That currency reflects the mood of a nation – and the agenda of a Government - is never more evident than with the Square Penny and Halfpenny series and its mooted introduction in 1919.
The proposed change was pure politics. With some saying it was the rumblings of a republican movement way ahead of its time, the Labor Government wanting to break away from the traditional British designs of Australia’s then copper penny and halfpenny.
A wave of nationalism was sweeping the country post World War I and the Government saw advantage in tapping into the mood of the nation and introducing a uniquely Australian style into our currency by depicting a laughing kookaburra on our coinage.
Tests commenced at the Melbourne Mint in 1919 and continued until 1921 with the test pieces ultimately passed to dignitaries and Government officials to assess their reaction.
The extreme scarcity of choice quality Square Pennies is connected to the fact that the coins were test pieces and were not struck to the exacting standards of proof coining.
Given to dignitaries to assess their reaction, there was no packaging and we know that not every dignitary was a collector and would have handled them with care. Some of the coins must have been tucked into a fob pocket for they have circulated. Others could have rattled around a top desk drawer.
Or passed around to colleagues … introducing multi possibilities of mishandling.

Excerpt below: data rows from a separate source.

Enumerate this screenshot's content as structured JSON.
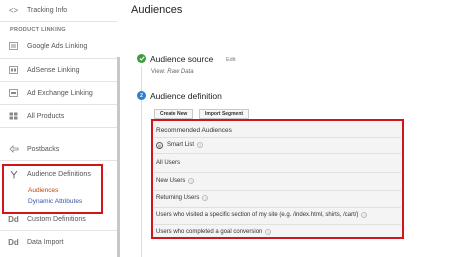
{
  "sidebar": {
    "tracking_info": "Tracking Info",
    "section_header": "PRODUCT LINKING",
    "links": [
      {
        "label": "Google Ads Linking",
        "icon": "google-ads-link-icon"
      },
      {
        "label": "AdSense Linking",
        "icon": "adsense-link-icon"
      },
      {
        "label": "Ad Exchange Linking",
        "icon": "ad-exchange-link-icon"
      },
      {
        "label": "All Products",
        "icon": "all-products-icon"
      }
    ],
    "postbacks": "Postbacks",
    "audience_definitions": "Audience Definitions",
    "sub_items": [
      {
        "label": "Audiences",
        "active": true
      },
      {
        "label": "Dynamic Attributes",
        "active": false
      }
    ],
    "custom_definitions": "Custom Definitions",
    "data_import": "Data Import",
    "dd_icon_text": "Dd"
  },
  "main": {
    "title": "Audiences",
    "step1": {
      "title": "Audience source",
      "edit": "Edit",
      "view_label": "View:",
      "view_value": "Raw Data"
    },
    "step2": {
      "number": "2",
      "title": "Audience definition",
      "buttons": [
        "Create New",
        "Import Segment"
      ]
    },
    "recommended": {
      "header": "Recommended Audiences",
      "items": [
        {
          "label": "Smart List",
          "help": true,
          "smart": true
        },
        {
          "label": "All Users",
          "help": false
        },
        {
          "label": "New Users",
          "help": true
        },
        {
          "label": "Returning Users",
          "help": true
        },
        {
          "label": "Users who visited a specific section of my site (e.g. /index.html, shirts, /cart/)",
          "help": true
        },
        {
          "label": "Users who completed a goal conversion",
          "help": true
        }
      ]
    }
  },
  "colors": {
    "highlight_red": "#d1151b",
    "active_orange": "#b94a00",
    "link_blue": "#3a54a4",
    "step_done_green": "#3c9d3c",
    "step_current_blue": "#2a80d2"
  }
}
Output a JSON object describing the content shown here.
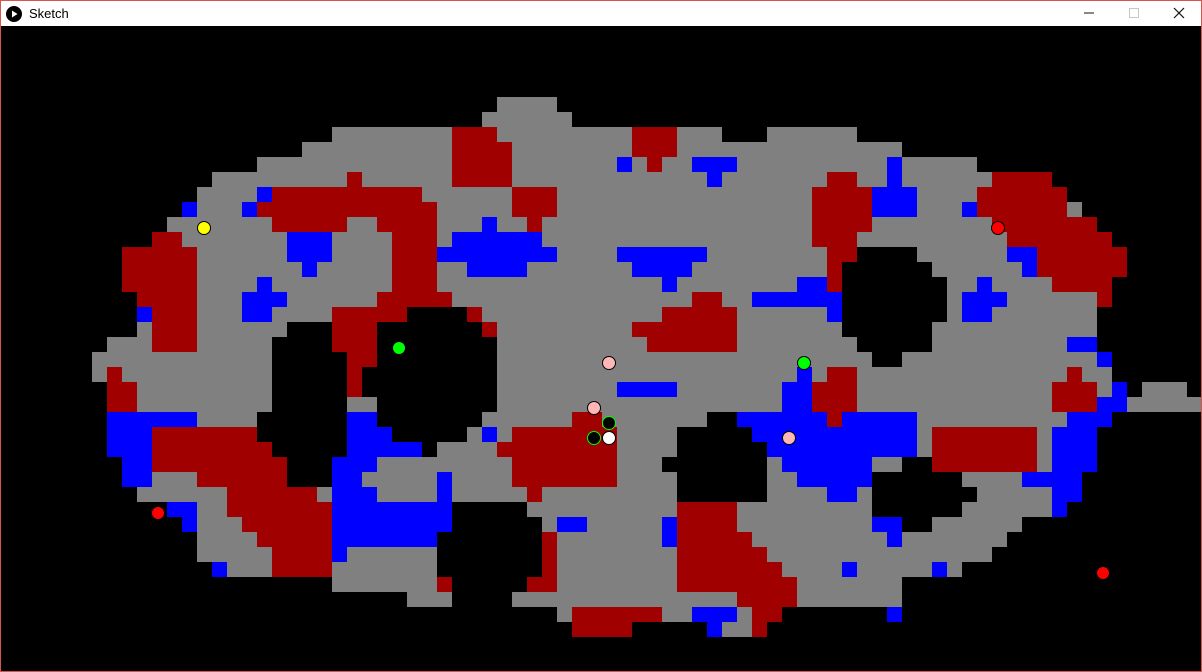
{
  "window": {
    "title": "Sketch",
    "icon": "processing-play-icon",
    "border_color": "#d9534f",
    "controls": [
      "minimize-icon",
      "maximize-icon",
      "close-icon"
    ]
  },
  "game": {
    "background_color": "#000000",
    "terrain_colors": {
      "floor": "#808080",
      "red_team": "#a00000",
      "blue_team": "#0000ff"
    },
    "agents": [
      {
        "color": "#ffff00",
        "label": "yellow-agent"
      },
      {
        "color": "#ff0000",
        "label": "red-agent"
      },
      {
        "color": "#ff0000",
        "label": "red-agent"
      },
      {
        "color": "#ff0000",
        "label": "red-agent"
      },
      {
        "color": "#00ff00",
        "label": "green-agent"
      },
      {
        "color": "#00ff00",
        "label": "green-agent"
      },
      {
        "color": "#ffb6b6",
        "label": "pink-agent"
      },
      {
        "color": "#ffb6b6",
        "label": "pink-agent"
      },
      {
        "color": "#ffb6b6",
        "label": "pink-agent"
      },
      {
        "color": "#000000",
        "label": "black-agent"
      },
      {
        "color": "#000000",
        "label": "black-agent"
      },
      {
        "color": "#ffffff",
        "label": "white-agent"
      }
    ]
  }
}
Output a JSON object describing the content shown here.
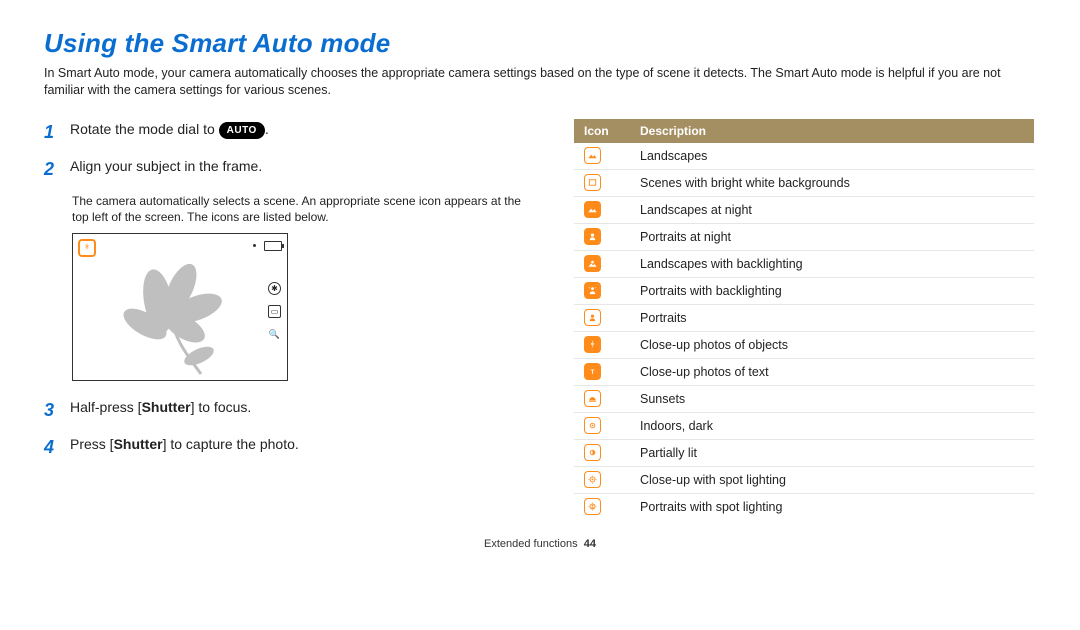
{
  "title": "Using the Smart Auto mode",
  "intro": "In Smart Auto mode, your camera automatically chooses the appropriate camera settings based on the type of scene it detects. The Smart Auto mode is helpful if you are not familiar with the camera settings for various scenes.",
  "steps": {
    "s1_pre": "Rotate the mode dial to ",
    "s1_pill": "AUTO",
    "s1_post": ".",
    "s2": "Align your subject in the frame.",
    "s2_sub": "The camera automatically selects a scene. An appropriate scene icon appears at the top left of the screen. The icons are listed below.",
    "s3_pre": "Half-press [",
    "s3_b": "Shutter",
    "s3_post": "] to focus.",
    "s4_pre": "Press [",
    "s4_b": "Shutter",
    "s4_post": "] to capture the photo."
  },
  "nums": {
    "n1": "1",
    "n2": "2",
    "n3": "3",
    "n4": "4"
  },
  "table": {
    "h_icon": "Icon",
    "h_desc": "Description",
    "rows": [
      "Landscapes",
      "Scenes with bright white backgrounds",
      "Landscapes at night",
      "Portraits at night",
      "Landscapes with backlighting",
      "Portraits with backlighting",
      "Portraits",
      "Close-up photos of objects",
      "Close-up photos of text",
      "Sunsets",
      "Indoors, dark",
      "Partially lit",
      "Close-up with spot lighting",
      "Portraits with spot lighting"
    ]
  },
  "footer": {
    "section": "Extended functions",
    "page": "44"
  }
}
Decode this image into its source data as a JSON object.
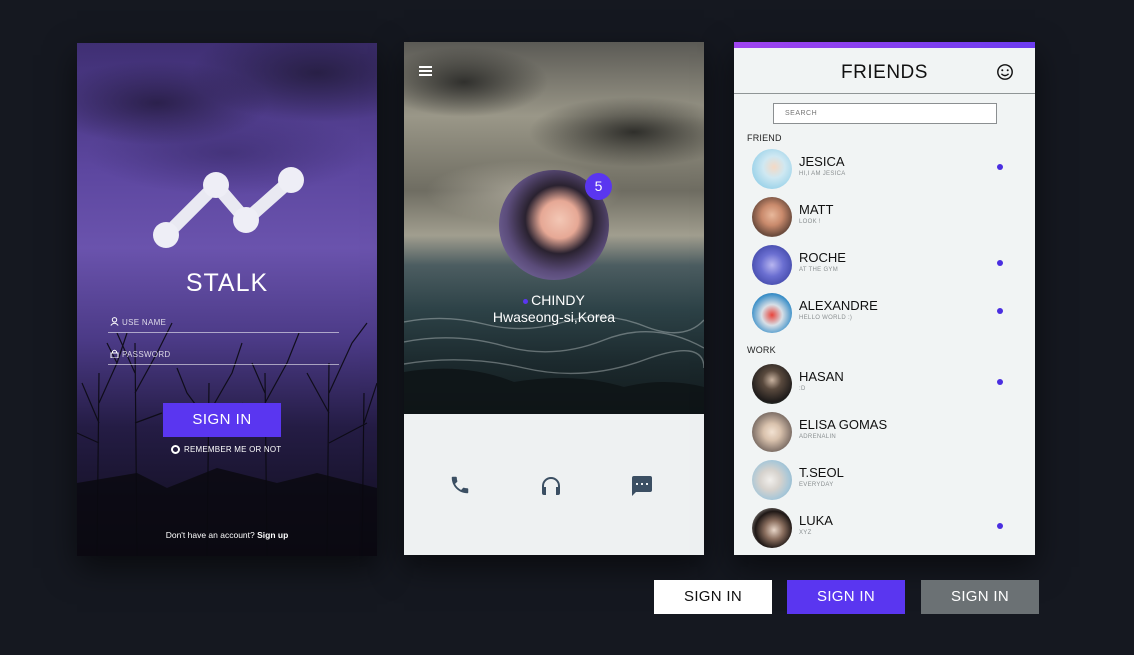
{
  "colors": {
    "accent": "#5a36f0",
    "background": "#151820",
    "panel": "#f1f4f4",
    "gray_button": "#6b7174"
  },
  "login": {
    "app_name": "STALK",
    "username_placeholder": "USE NAME",
    "password_placeholder": "PASSWORD",
    "signin_label": "SIGN IN",
    "remember_label": "REMEMBER ME OR NOT",
    "signup_prompt": "Don't have an account?",
    "signup_link": "Sign up",
    "icons": [
      "user-icon",
      "lock-icon",
      "stalk-logo"
    ]
  },
  "profile": {
    "notification_count": "5",
    "name": "CHINDY",
    "location": "Hwaseong-si,Korea",
    "icons": [
      "menu-icon",
      "phone-icon",
      "headphones-icon",
      "chat-icon"
    ]
  },
  "friends": {
    "title": "FRIENDS",
    "search_placeholder": "SEARCH",
    "sections": [
      {
        "label": "FRIEND",
        "items": [
          {
            "name": "JESICA",
            "status": "HI,I AM JESICA",
            "online": true,
            "color": "#9fd6ec"
          },
          {
            "name": "MATT",
            "status": "LOOK !",
            "online": false,
            "color": "#d9a487"
          },
          {
            "name": "ROCHE",
            "status": "AT THE GYM",
            "online": true,
            "color": "#6b6fd1"
          },
          {
            "name": "ALEXANDRE",
            "status": "HELLO WORLD :)",
            "online": true,
            "color": "#3a8fc8"
          }
        ]
      },
      {
        "label": "WORK",
        "items": [
          {
            "name": "HASAN",
            "status": ":D",
            "online": true,
            "color": "#2e2a26"
          },
          {
            "name": "ELISA GOMAS",
            "status": "ADRENALIN",
            "online": false,
            "color": "#b8c9d8"
          },
          {
            "name": "T.SEOL",
            "status": "EVERYDAY",
            "online": false,
            "color": "#a8c7d8"
          },
          {
            "name": "LUKA",
            "status": "XYZ",
            "online": true,
            "color": "#2b2220"
          }
        ]
      }
    ]
  },
  "button_variants": [
    "SIGN IN",
    "SIGN IN",
    "SIGN IN"
  ]
}
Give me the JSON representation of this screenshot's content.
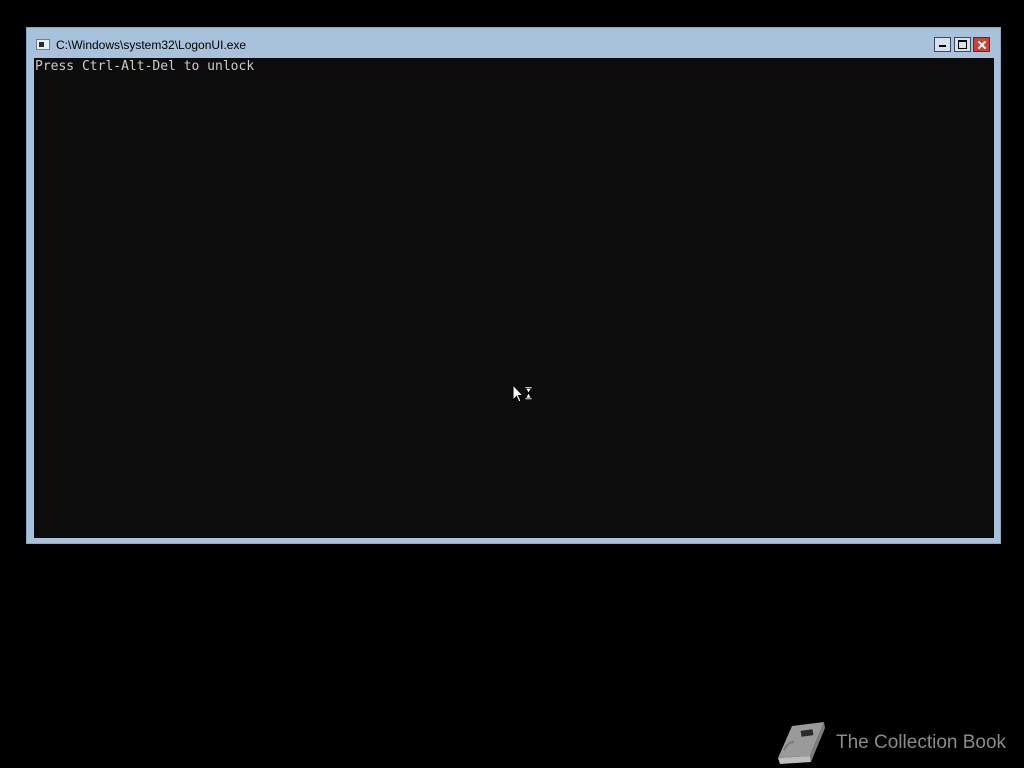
{
  "window": {
    "title": "C:\\Windows\\system32\\LogonUI.exe",
    "icon": "console-app-icon",
    "controls": {
      "minimize": "minimize-icon",
      "maximize": "maximize-icon",
      "close": "close-icon"
    }
  },
  "console": {
    "lines": [
      "Press Ctrl-Alt-Del to unlock"
    ]
  },
  "cursor": {
    "icon": "busy-pointer-icon"
  },
  "watermark": {
    "logo": "book-icon",
    "text": "The Collection Book"
  },
  "colors": {
    "desktop_background": "#000000",
    "window_frame": "#a9c2dc",
    "console_background": "#0c0c0c",
    "console_text": "#cccccc",
    "close_button": "#c9423a",
    "watermark_text": "#8a8a8a"
  }
}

Public reaction to the introduction of the square coinage was poor. There was widespread public resistance to change, while the elderly rejected the small size of the coins. However, the final decision not to proceed seems to have been based mainly on another consideration – the large number of vending machines then in operation requiring a circular coin.
Perhaps the most contentious issue of the proposed currency change was the depiction of the monarch minus his crown: the Royalists demanding that George V should always be depicted on the currency of the realm wearing his crown.
The impetus for change was further eroded when William Watt, the most influential advocate of the nickel kookaburras, suddenly resigned his position as Treasurer before the necessary regulations were in place.
The kookaburra coins never went into production and Australia lost a great opportunity to go its own way. But with only the 200 prototypes to show as evidence of the Government’s grand scheme, Australian coinage gained another wonderful coin rarity.